Source data:

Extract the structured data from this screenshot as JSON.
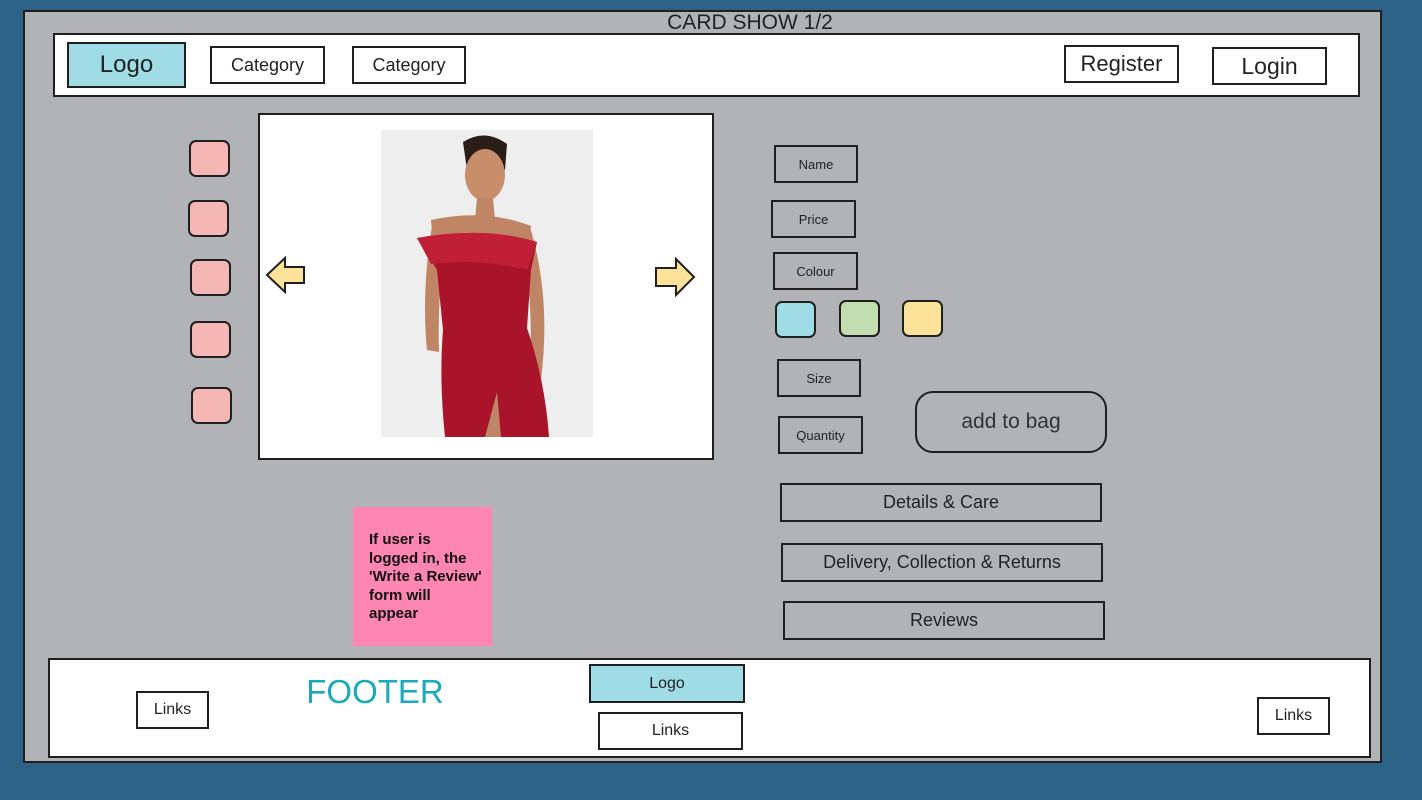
{
  "page_title": "CARD SHOW 1/2",
  "header": {
    "logo": "Logo",
    "categories": [
      "Category",
      "Category"
    ],
    "register": "Register",
    "login": "Login"
  },
  "gallery": {
    "thumbnail_count": 5,
    "prev_icon": "arrow-left-icon",
    "next_icon": "arrow-right-icon",
    "image": "red strapless dress product photo"
  },
  "product": {
    "name": "Name",
    "price": "Price",
    "colour": "Colour",
    "swatches": [
      "#9fdce6",
      "#c2ddb0",
      "#fde29a"
    ],
    "size": "Size",
    "quantity": "Quantity",
    "add_to_bag": "add to bag"
  },
  "accordions": [
    "Details & Care",
    "Delivery, Collection & Returns",
    "Reviews"
  ],
  "sticky_note": "If user is logged in, the 'Write a Review' form will appear",
  "footer": {
    "title": "FOOTER",
    "logo": "Logo",
    "links_left": "Links",
    "links_center": "Links",
    "links_right": "Links"
  }
}
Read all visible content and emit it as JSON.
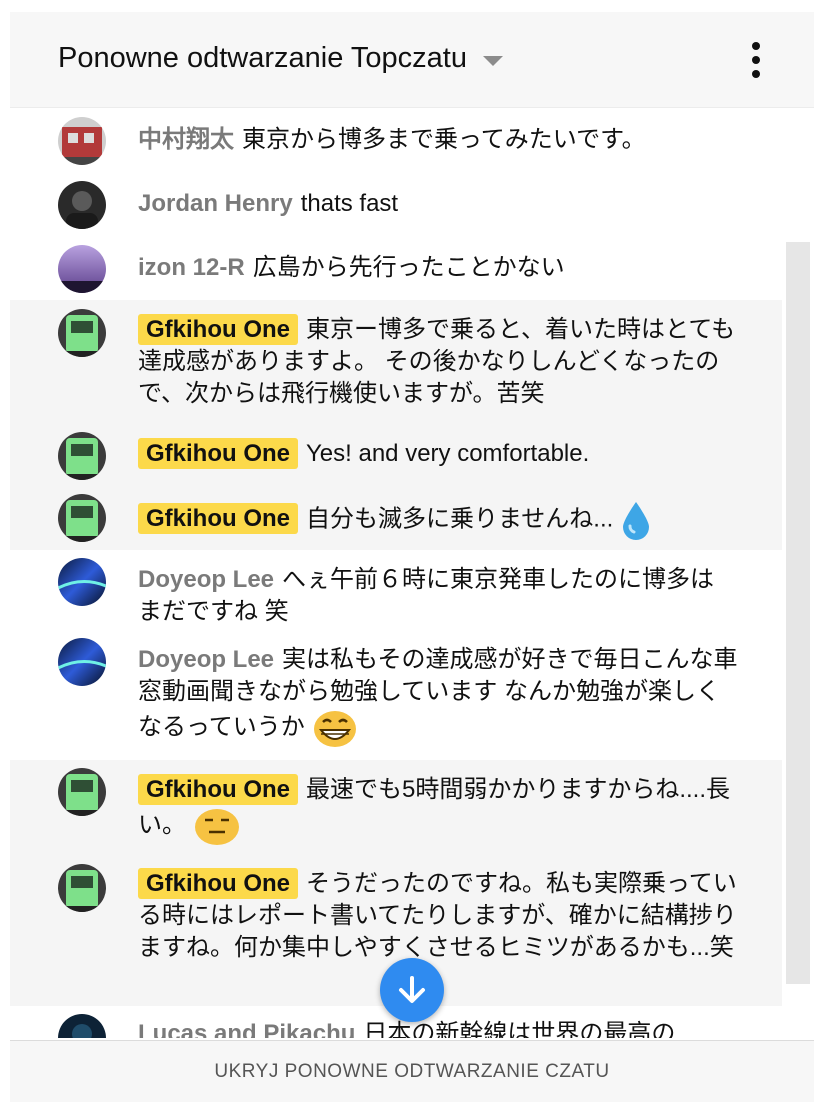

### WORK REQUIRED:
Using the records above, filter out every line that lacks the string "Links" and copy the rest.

### RESPONSE TO THIS EXERCISE:
    "links_left": "Links",
    "links_center": "Links",
    "links_right": "Links"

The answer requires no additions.